Check the data underneath for lines holding the word "Pump", and state only how many you find.

(AVAILABLE RECORDS begins)

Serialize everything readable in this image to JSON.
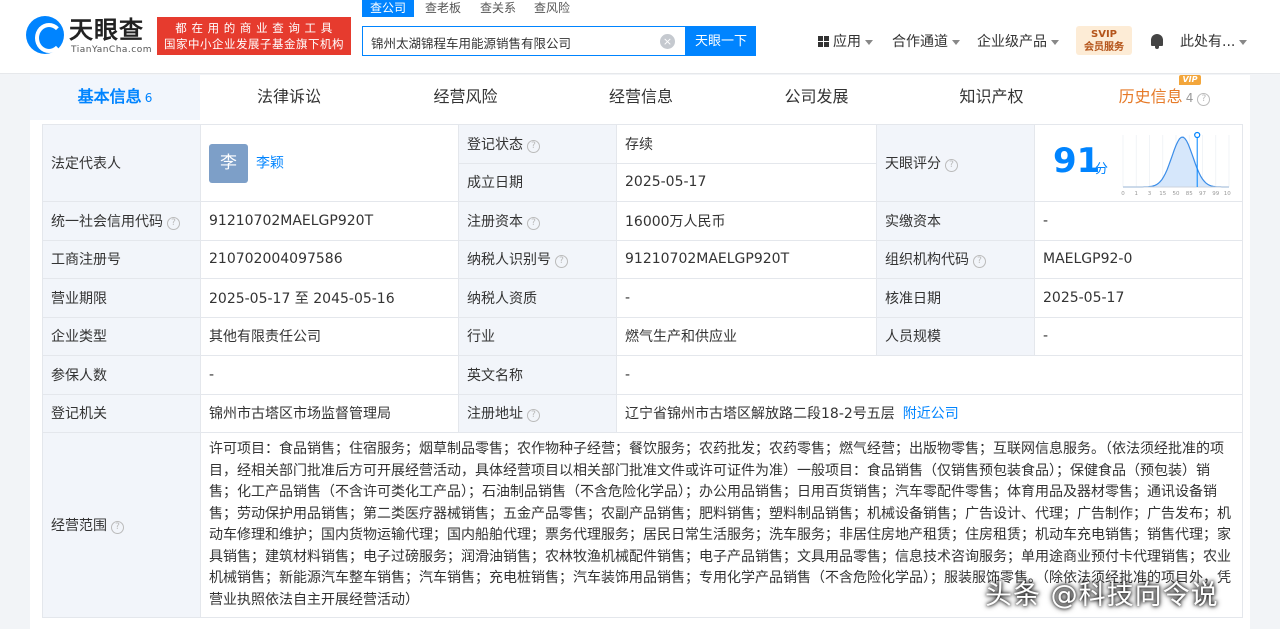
{
  "header": {
    "logo_name": "天眼查",
    "logo_sub": "TianYanCha.com",
    "slogan_line1": "都 在 用 的 商 业 查 询 工 具",
    "slogan_line2": "国家中小企业发展子基金旗下机构",
    "search_tabs": [
      "查公司",
      "查老板",
      "查关系",
      "查风险"
    ],
    "search_value": "锦州太湖锦程车用能源销售有限公司",
    "search_button": "天眼一下",
    "nav": {
      "apps": "应用",
      "channel": "合作通道",
      "enterprise": "企业级产品",
      "svip_top": "SVIP",
      "svip_bottom": "会员服务",
      "user": "此处有..."
    }
  },
  "tabs": [
    {
      "label": "基本信息",
      "count": "6"
    },
    {
      "label": "法律诉讼",
      "count": ""
    },
    {
      "label": "经营风险",
      "count": ""
    },
    {
      "label": "经营信息",
      "count": ""
    },
    {
      "label": "公司发展",
      "count": ""
    },
    {
      "label": "知识产权",
      "count": ""
    },
    {
      "label": "历史信息",
      "count": "4"
    }
  ],
  "vip_badge": "VIP",
  "info": {
    "legal_rep_label": "法定代表人",
    "legal_rep_avatar": "李",
    "legal_rep_name": "李颖",
    "reg_status_label": "登记状态",
    "reg_status": "存续",
    "est_date_label": "成立日期",
    "est_date": "2025-05-17",
    "score_label": "天眼评分",
    "score": "91",
    "score_unit": "分",
    "credit_code_label": "统一社会信用代码",
    "credit_code": "91210702MAELGP920T",
    "reg_capital_label": "注册资本",
    "reg_capital": "16000万人民币",
    "paid_capital_label": "实缴资本",
    "paid_capital": "-",
    "biz_reg_no_label": "工商注册号",
    "biz_reg_no": "210702004097586",
    "taxpayer_id_label": "纳税人识别号",
    "taxpayer_id": "91210702MAELGP920T",
    "org_code_label": "组织机构代码",
    "org_code": "MAELGP92-0",
    "term_label": "营业期限",
    "term": "2025-05-17 至 2045-05-16",
    "taxpayer_qual_label": "纳税人资质",
    "taxpayer_qual": "-",
    "approval_date_label": "核准日期",
    "approval_date": "2025-05-17",
    "company_type_label": "企业类型",
    "company_type": "其他有限责任公司",
    "industry_label": "行业",
    "industry": "燃气生产和供应业",
    "staff_size_label": "人员规模",
    "staff_size": "-",
    "insured_label": "参保人数",
    "insured": "-",
    "english_name_label": "英文名称",
    "english_name": "-",
    "reg_authority_label": "登记机关",
    "reg_authority": "锦州市古塔区市场监督管理局",
    "reg_address_label": "注册地址",
    "reg_address": "辽宁省锦州市古塔区解放路二段18-2号五层",
    "nearby_link": "附近公司",
    "scope_label": "经营范围",
    "scope": "许可项目：食品销售；住宿服务；烟草制品零售；农作物种子经营；餐饮服务；农药批发；农药零售；燃气经营；出版物零售；互联网信息服务。（依法须经批准的项目，经相关部门批准后方可开展经营活动，具体经营项目以相关部门批准文件或许可证件为准）一般项目：食品销售（仅销售预包装食品）；保健食品（预包装）销售；化工产品销售（不含许可类化工产品）；石油制品销售（不含危险化学品）；办公用品销售；日用百货销售；汽车零配件零售；体育用品及器材零售；通讯设备销售；劳动保护用品销售；第二类医疗器械销售；五金产品零售；农副产品销售；肥料销售；塑料制品销售；机械设备销售；广告设计、代理；广告制作；广告发布；机动车修理和维护；国内货物运输代理；国内船舶代理；票务代理服务；居民日常生活服务；洗车服务；非居住房地产租赁；住房租赁；机动车充电销售；销售代理；家具销售；建筑材料销售；电子过磅服务；润滑油销售；农林牧渔机械配件销售；电子产品销售；文具用品零售；信息技术咨询服务；单用途商业预付卡代理销售；农业机械销售；新能源汽车整车销售；汽车销售；充电桩销售；汽车装饰用品销售；专用化学产品销售（不含危险化学品）；服装服饰零售。（除依法须经批准的项目外，凭营业执照依法自主开展经营活动）"
  },
  "score_chart": {
    "ticks": [
      "0",
      "1",
      "3",
      "15",
      "50",
      "85",
      "97",
      "99",
      "100"
    ],
    "marker_index": 5.6
  },
  "watermark": "头条 @科技向令说",
  "colors": {
    "accent": "#0084ff",
    "status": "#00a35e",
    "history": "#e67a28",
    "slogan": "#e63b2e"
  }
}
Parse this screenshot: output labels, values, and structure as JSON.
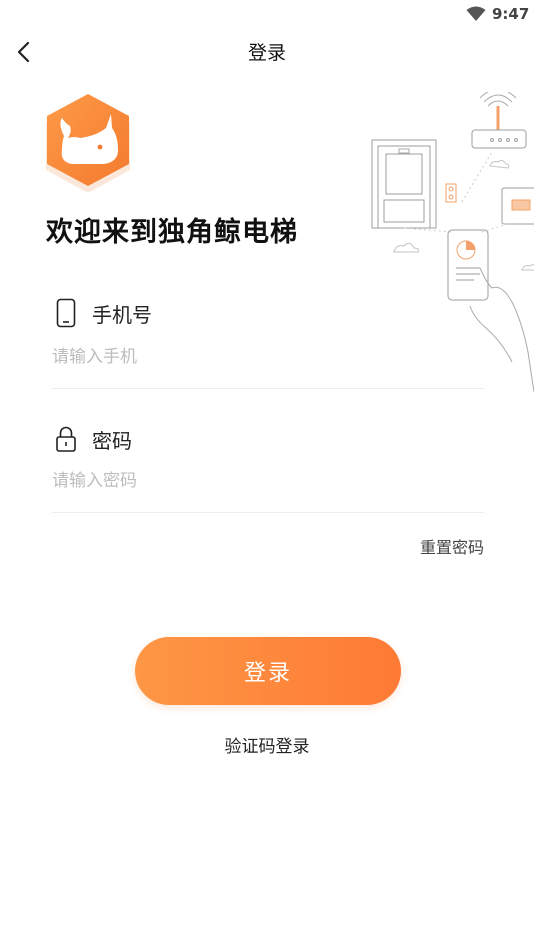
{
  "status_bar": {
    "time": "9:47",
    "wifi_icon": "wifi-icon"
  },
  "nav": {
    "title": "登录",
    "back_icon": "back-chevron-icon"
  },
  "welcome": "欢迎来到独角鲸电梯",
  "phone": {
    "label": "手机号",
    "placeholder": "请输入手机",
    "value": "",
    "icon": "phone-icon"
  },
  "password": {
    "label": "密码",
    "placeholder": "请输入密码",
    "value": "",
    "icon": "lock-icon"
  },
  "reset_password": "重置密码",
  "login_button": "登录",
  "sms_login": "验证码登录",
  "colors": {
    "accent": "#fe7a35",
    "accent_light": "#fd9745",
    "placeholder": "#bdbdbd"
  }
}
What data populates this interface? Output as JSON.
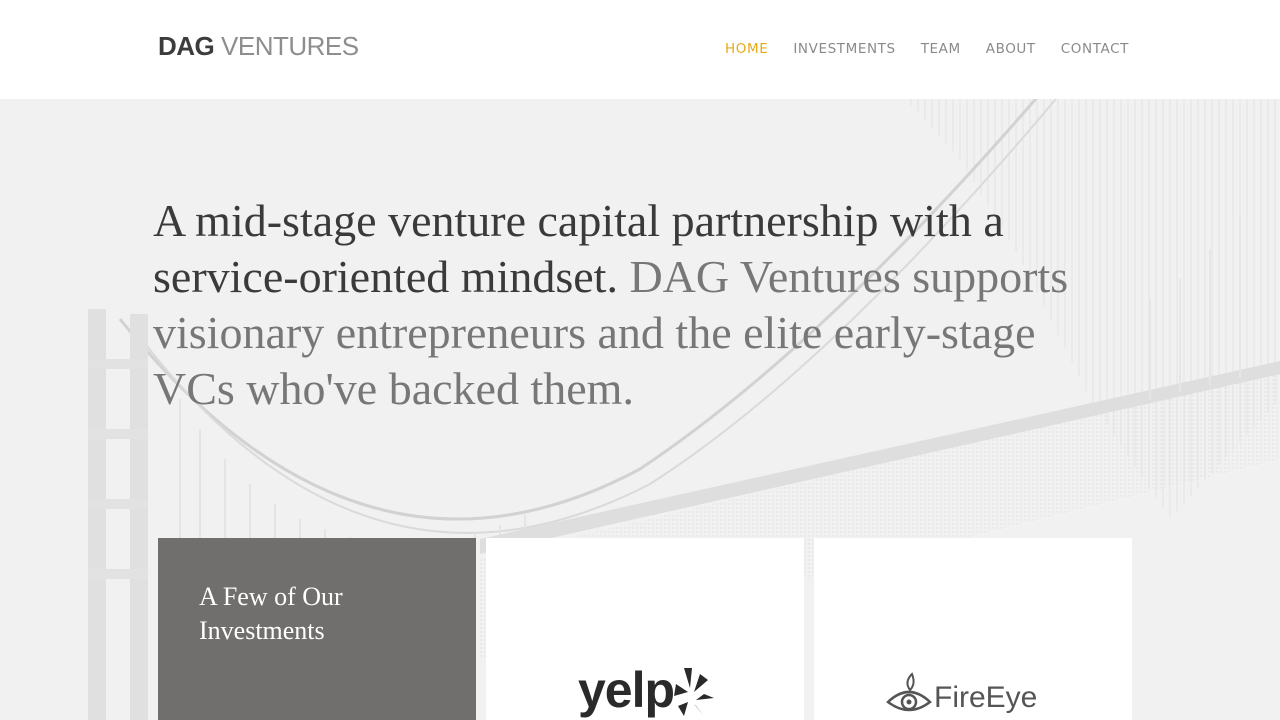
{
  "header": {
    "logo_bold": "DAG",
    "logo_light": " VENTURES",
    "nav": [
      {
        "label": "HOME",
        "active": true
      },
      {
        "label": "INVESTMENTS",
        "active": false
      },
      {
        "label": "TEAM",
        "active": false
      },
      {
        "label": "ABOUT",
        "active": false
      },
      {
        "label": "CONTACT",
        "active": false
      }
    ]
  },
  "hero": {
    "headline_dark": "A mid-stage venture capital partnership with a service-oriented mindset.",
    "headline_muted": " DAG Ventures supports visionary entrepreneurs and the elite early-stage VCs who've backed them."
  },
  "investments": {
    "title": "A Few of Our Investments",
    "logos": [
      {
        "name": "yelp",
        "text": "yelp"
      },
      {
        "name": "fireeye",
        "text": "FireEye"
      }
    ]
  },
  "colors": {
    "accent": "#e4aa18",
    "nav_text": "#8a8a8a",
    "hero_bg": "#f1f1f1",
    "card_dark": "#706f6d"
  }
}
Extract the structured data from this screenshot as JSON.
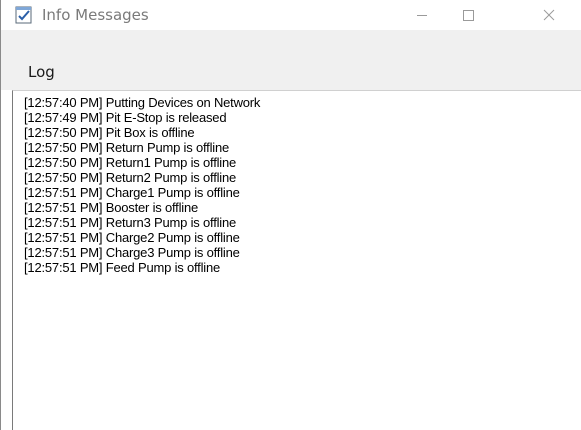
{
  "window": {
    "title": "Info Messages",
    "icon": "notepad-checkbox-icon"
  },
  "menu": {
    "items": [
      {
        "label": "Log"
      }
    ]
  },
  "log": {
    "lines": [
      "[12:57:40 PM] Putting Devices on Network",
      "[12:57:49 PM] Pit E-Stop is released",
      "[12:57:50 PM] Pit Box is offline",
      "[12:57:50 PM] Return Pump is offline",
      "[12:57:50 PM] Return1 Pump is offline",
      "[12:57:50 PM] Return2 Pump is offline",
      "[12:57:51 PM] Charge1 Pump is offline",
      "[12:57:51 PM] Booster is offline",
      "[12:57:51 PM] Return3 Pump is offline",
      "[12:57:51 PM] Charge2 Pump is offline",
      "[12:57:51 PM] Charge3 Pump is offline",
      "[12:57:51 PM] Feed Pump is offline"
    ]
  },
  "colors": {
    "title_text": "#7a7a7a",
    "menubar_bg": "#f0f0f0",
    "log_text": "#000000"
  }
}
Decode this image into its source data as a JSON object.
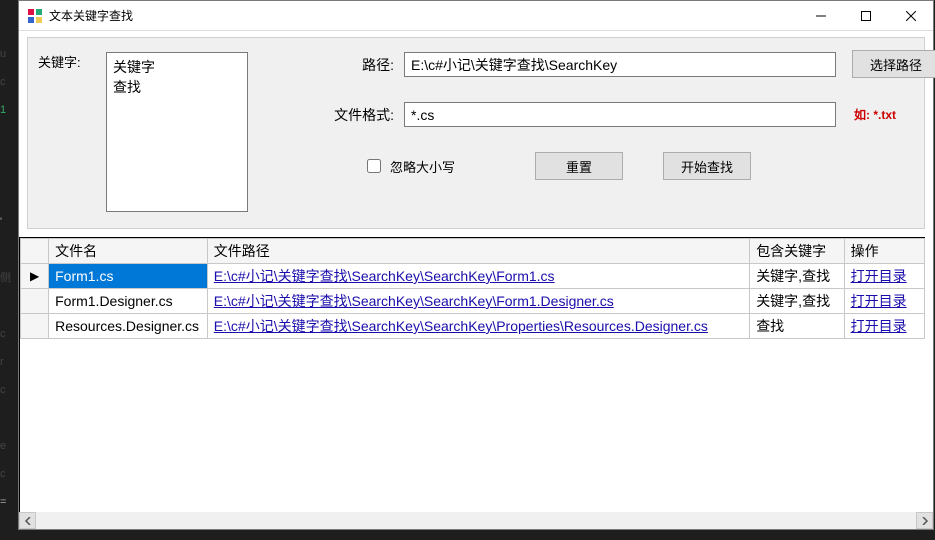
{
  "window": {
    "title": "文本关键字查找"
  },
  "form": {
    "keyword_label": "关键字:",
    "keyword_text": "关键字\n查找",
    "path_label": "路径:",
    "path_value": "E:\\c#小记\\关键字查找\\SearchKey",
    "select_path_btn": "选择路径",
    "ext_label": "文件格式:",
    "ext_value": "*.cs",
    "ext_hint": "如: *.txt",
    "ignore_case_label": "忽略大小写",
    "ignore_case_checked": false,
    "reset_btn": "重置",
    "search_btn": "开始查找"
  },
  "grid": {
    "headers": {
      "name": "文件名",
      "path": "文件路径",
      "keywords": "包含关键字",
      "action": "操作"
    },
    "action_label": "打开目录",
    "rows": [
      {
        "name": "Form1.cs",
        "path": "E:\\c#小记\\关键字查找\\SearchKey\\SearchKey\\Form1.cs",
        "keywords": "关键字,查找",
        "selected": true
      },
      {
        "name": "Form1.Designer.cs",
        "path": "E:\\c#小记\\关键字查找\\SearchKey\\SearchKey\\Form1.Designer.cs",
        "keywords": "关键字,查找",
        "selected": false
      },
      {
        "name": "Resources.Designer.cs",
        "path": "E:\\c#小记\\关键字查找\\SearchKey\\SearchKey\\Properties\\Resources.Designer.cs",
        "keywords": "查找",
        "selected": false
      }
    ]
  }
}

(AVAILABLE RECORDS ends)

• SOLUTION TO THIS EXERCISE:
8